** Materials provided follows **
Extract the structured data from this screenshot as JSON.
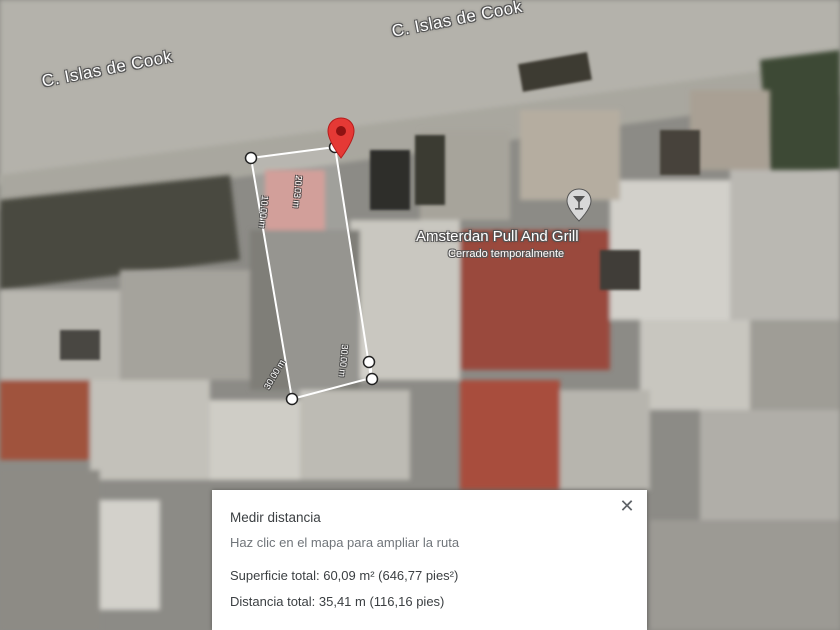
{
  "map": {
    "streets": [
      "C. Islas de Cook",
      "C. Islas de Cook"
    ],
    "poi": {
      "name": "Amsterdan Pull And Grill",
      "status": "Cerrado temporalmente",
      "icon": "glass-icon"
    },
    "measure_labels": [
      "20.03 m",
      "10.00 m",
      "30.00 m",
      "30.00 m"
    ],
    "pin_icon": "map-pin-icon",
    "colors": {
      "pin": "#e53935",
      "polygon_fill": "rgba(255,255,255,0.18)",
      "polygon_stroke": "#ffffff"
    }
  },
  "panel": {
    "title": "Medir distancia",
    "hint": "Haz clic en el mapa para ampliar la ruta",
    "area": "Superficie total: 60,09 m² (646,77 pies²)",
    "distance": "Distancia total: 35,41 m (116,16 pies)",
    "close_icon": "close-icon"
  }
}
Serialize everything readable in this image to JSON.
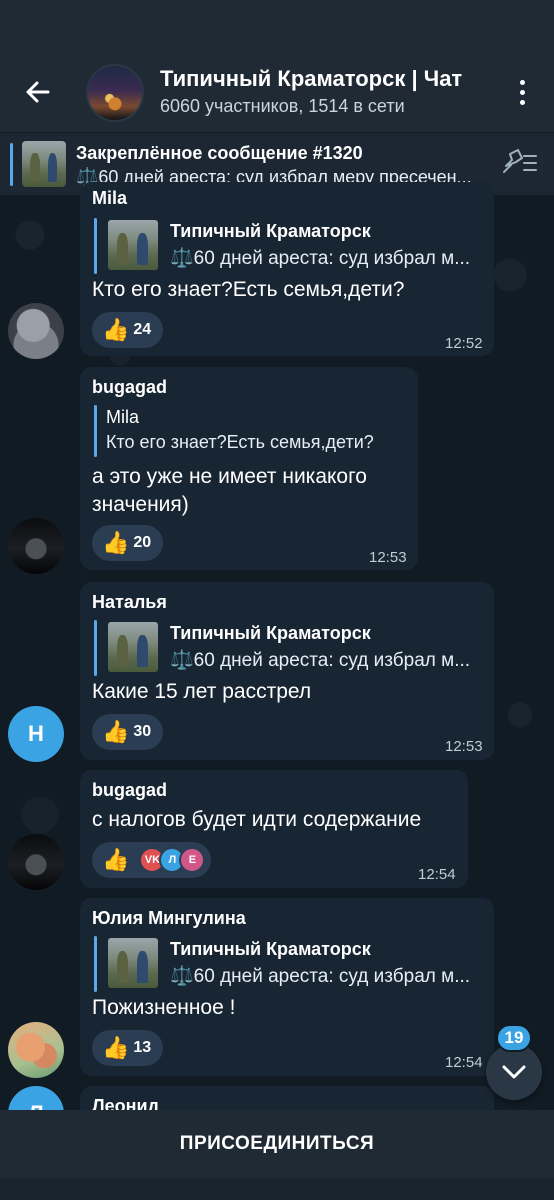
{
  "header": {
    "title": "Типичный Краматорск | Чат",
    "subtitle": "6060 участников, 1514 в сети"
  },
  "pinned": {
    "title": "Закреплённое сообщение #1320",
    "text": "⚖️60 дней ареста: суд избрал меру пресечен..."
  },
  "messages": [
    {
      "sender": "Mila",
      "reply_title": "Типичный Краматорск",
      "reply_text": "⚖️60 дней ареста: суд избрал м...",
      "text": "Кто его знает?Есть семья,дети?",
      "reaction_emoji": "👍",
      "reaction_count": "24",
      "time": "12:52"
    },
    {
      "sender": "bugagad",
      "reply_title": "Mila",
      "reply_text": "Кто его знает?Есть семья,дети?",
      "text_line1": "а это уже не имеет никакого",
      "text_line2": "значения)",
      "reaction_emoji": "👍",
      "reaction_count": "20",
      "time": "12:53"
    },
    {
      "sender": "Наталья",
      "avatar_letter": "Н",
      "reply_title": "Типичный Краматорск",
      "reply_text": "⚖️60 дней ареста: суд избрал м...",
      "text": "Какие 15 лет расстрел",
      "reaction_emoji": "👍",
      "reaction_count": "30",
      "time": "12:53"
    },
    {
      "sender": "bugagad",
      "text": "с налогов будет идти содержание",
      "reaction_emoji": "👍",
      "reactor_initials": [
        "VK",
        "Л",
        "E"
      ],
      "time": "12:54"
    },
    {
      "sender": "Юлия Мингулина",
      "reply_title": "Типичный Краматорск",
      "reply_text": "⚖️60 дней ареста: суд избрал м...",
      "text": "Пожизненное !",
      "reaction_emoji": "👍",
      "reaction_count": "13",
      "time": "12:54"
    },
    {
      "sender": "Леонид",
      "avatar_letter": "Л"
    }
  ],
  "unread_badge": "19",
  "join_label": "ПРИСОЕДИНИТЬСЯ",
  "colors": {
    "accent": "#5da8e8",
    "bubble": "#182533",
    "header": "#1f2a35",
    "reaction": "#2b3d52",
    "letter_avatar": "#3aa3e3"
  }
}
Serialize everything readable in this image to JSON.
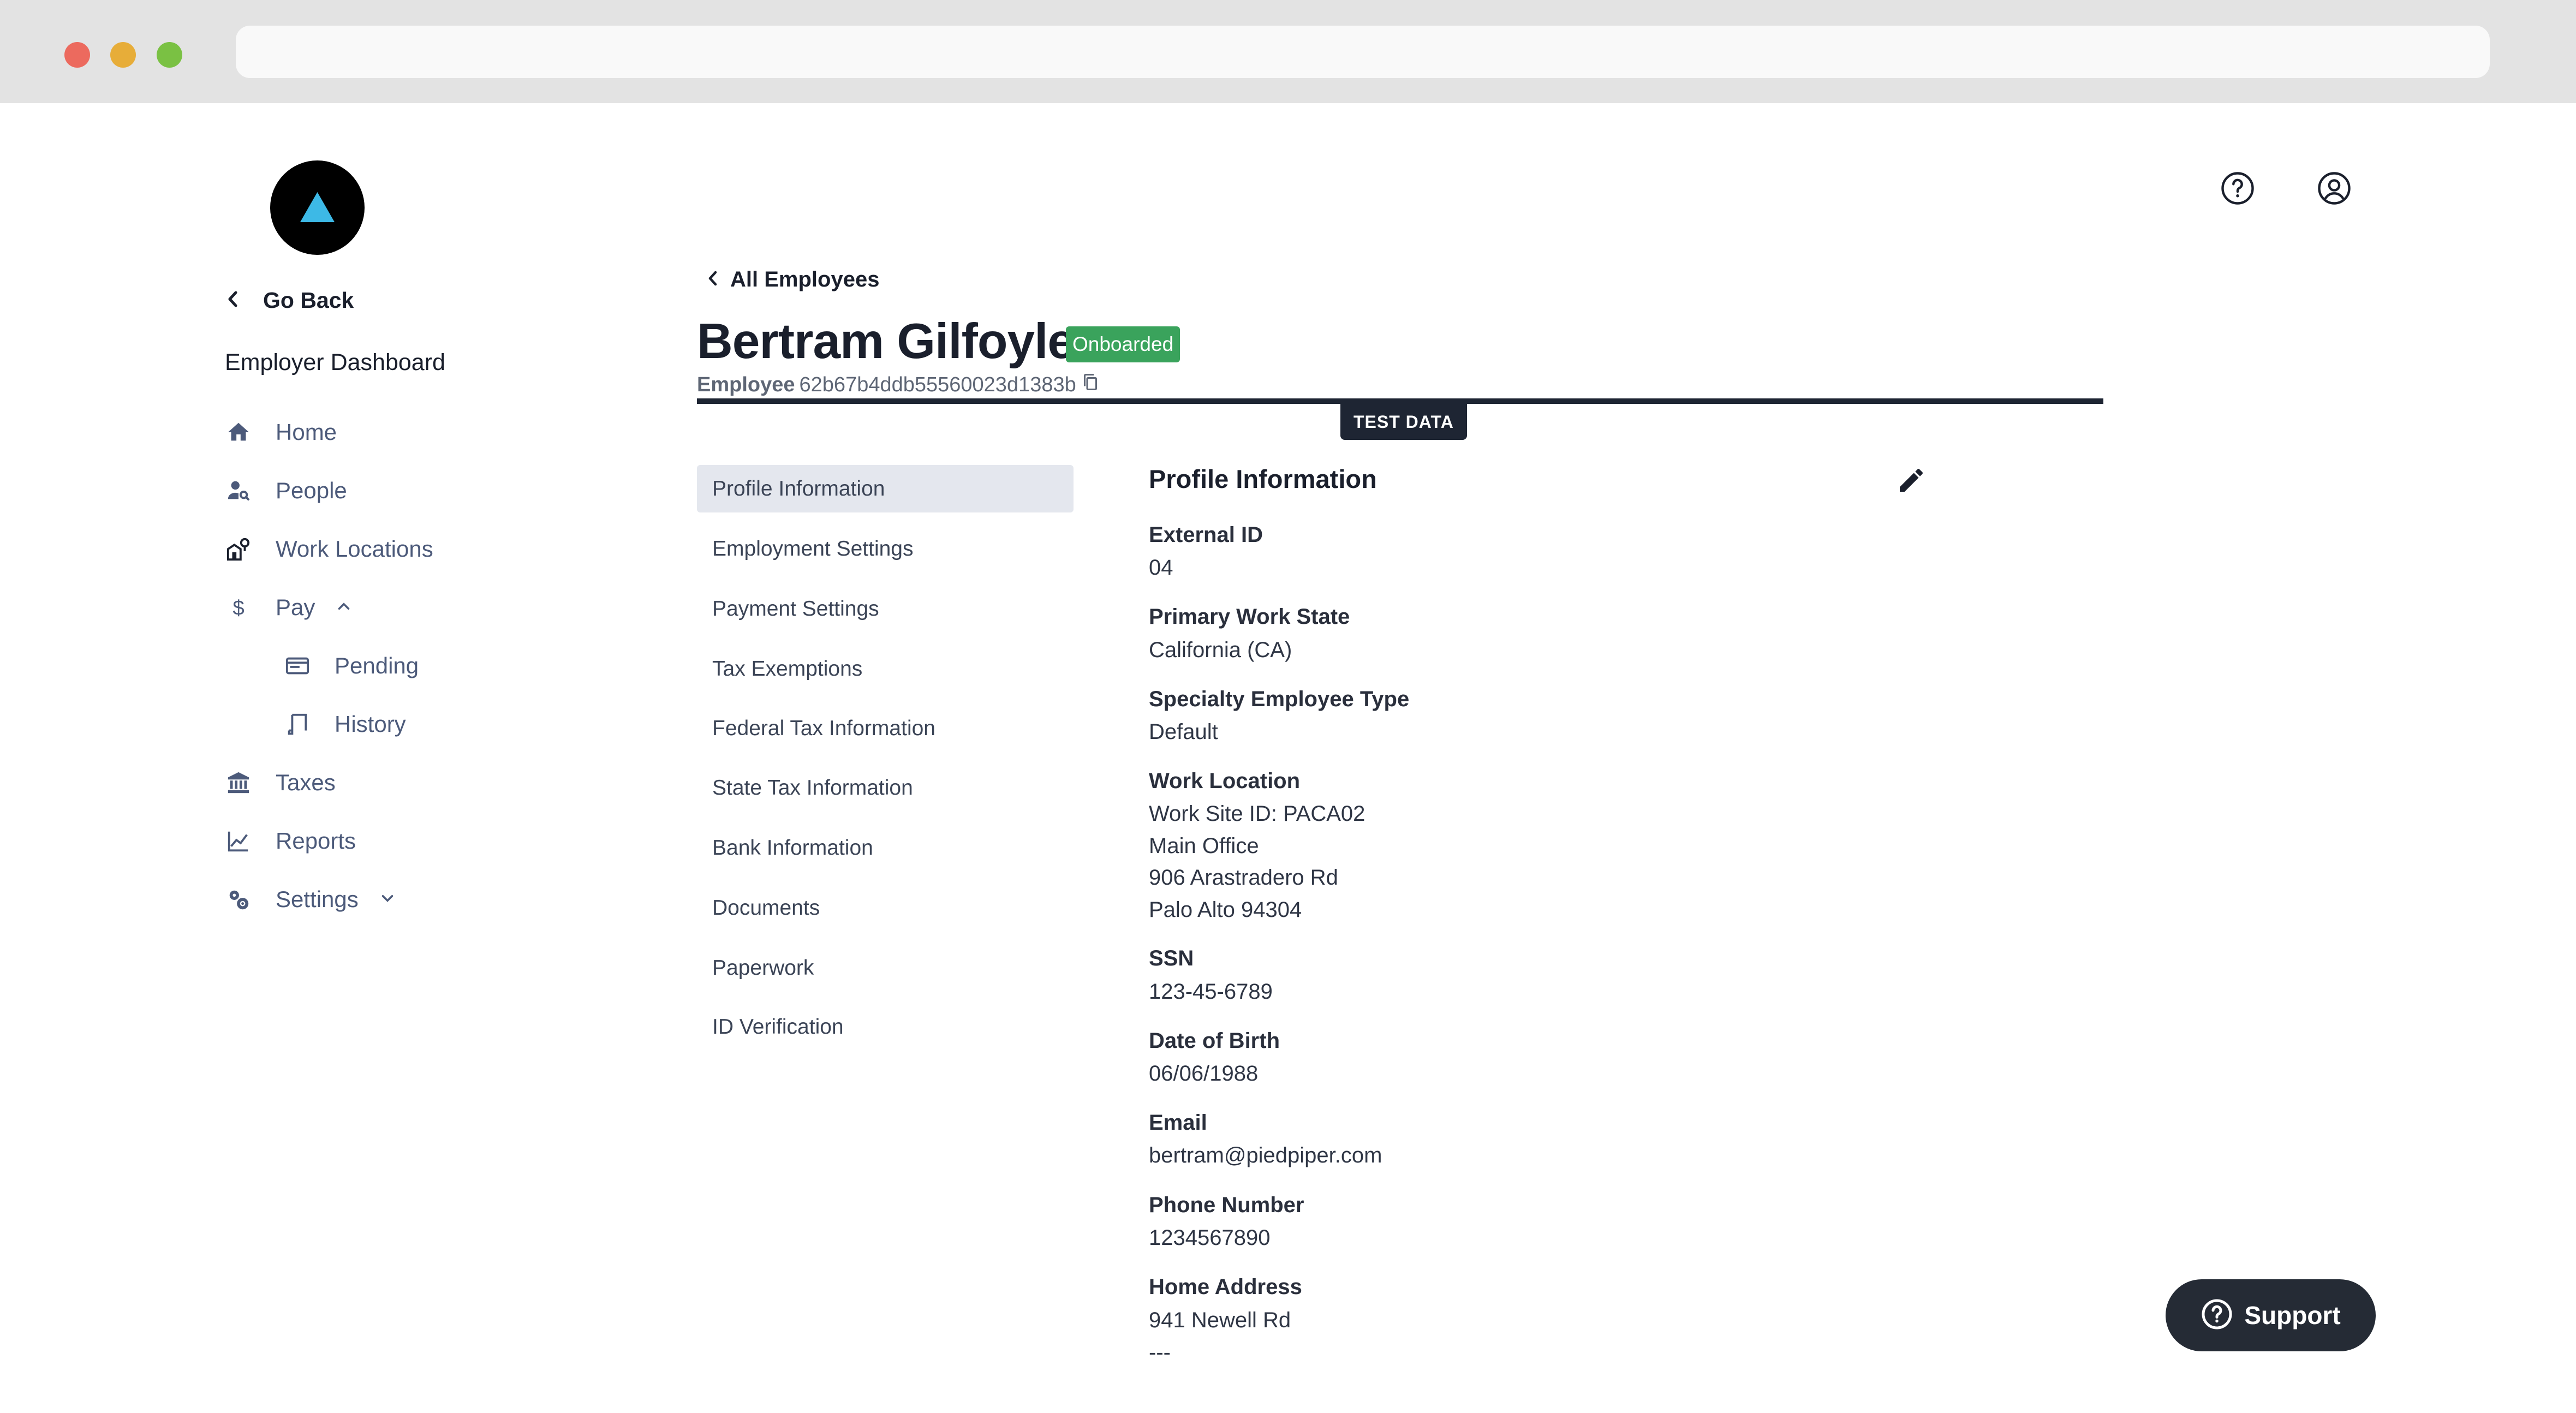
{
  "sidebar": {
    "go_back": "Go Back",
    "title": "Employer Dashboard",
    "items": [
      {
        "label": "Home"
      },
      {
        "label": "People"
      },
      {
        "label": "Work Locations"
      },
      {
        "label": "Pay"
      },
      {
        "label": "Pending"
      },
      {
        "label": "History"
      },
      {
        "label": "Taxes"
      },
      {
        "label": "Reports"
      },
      {
        "label": "Settings"
      }
    ]
  },
  "header": {
    "breadcrumb": "All Employees",
    "name": "Bertram Gilfoyle",
    "status": "Onboarded",
    "role": "Employee",
    "employee_id": "62b67b4ddb55560023d1383b",
    "test_data": "TEST DATA"
  },
  "subnav": [
    "Profile Information",
    "Employment Settings",
    "Payment Settings",
    "Tax Exemptions",
    "Federal Tax Information",
    "State Tax Information",
    "Bank Information",
    "Documents",
    "Paperwork",
    "ID Verification"
  ],
  "profile": {
    "title": "Profile Information",
    "fields": [
      {
        "label": "External ID",
        "value": "04"
      },
      {
        "label": "Primary Work State",
        "value": "California (CA)"
      },
      {
        "label": "Specialty Employee Type",
        "value": "Default"
      },
      {
        "label": "Work Location",
        "value": "Work Site ID: PACA02\nMain Office\n906 Arastradero Rd\nPalo Alto 94304"
      },
      {
        "label": "SSN",
        "value": "123-45-6789"
      },
      {
        "label": "Date of Birth",
        "value": "06/06/1988"
      },
      {
        "label": "Email",
        "value": "bertram@piedpiper.com"
      },
      {
        "label": "Phone Number",
        "value": "1234567890"
      },
      {
        "label": "Home Address",
        "value": "941 Newell Rd\n---"
      }
    ]
  },
  "support": {
    "label": "Support"
  },
  "icons": {
    "logo": "triangle-logo-icon",
    "help": "help-circle-icon",
    "account": "account-circle-icon",
    "edit": "pencil-icon",
    "copy": "copy-icon"
  },
  "colors": {
    "badge": "#3aa35c",
    "logo_triangle": "#3db9e6",
    "dark": "#1e2533",
    "active_tab": "#e4e7ee"
  }
}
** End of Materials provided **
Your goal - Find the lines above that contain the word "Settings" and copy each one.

Response below -
        "label": "Settings"
    "Employment Settings",
    "Payment Settings",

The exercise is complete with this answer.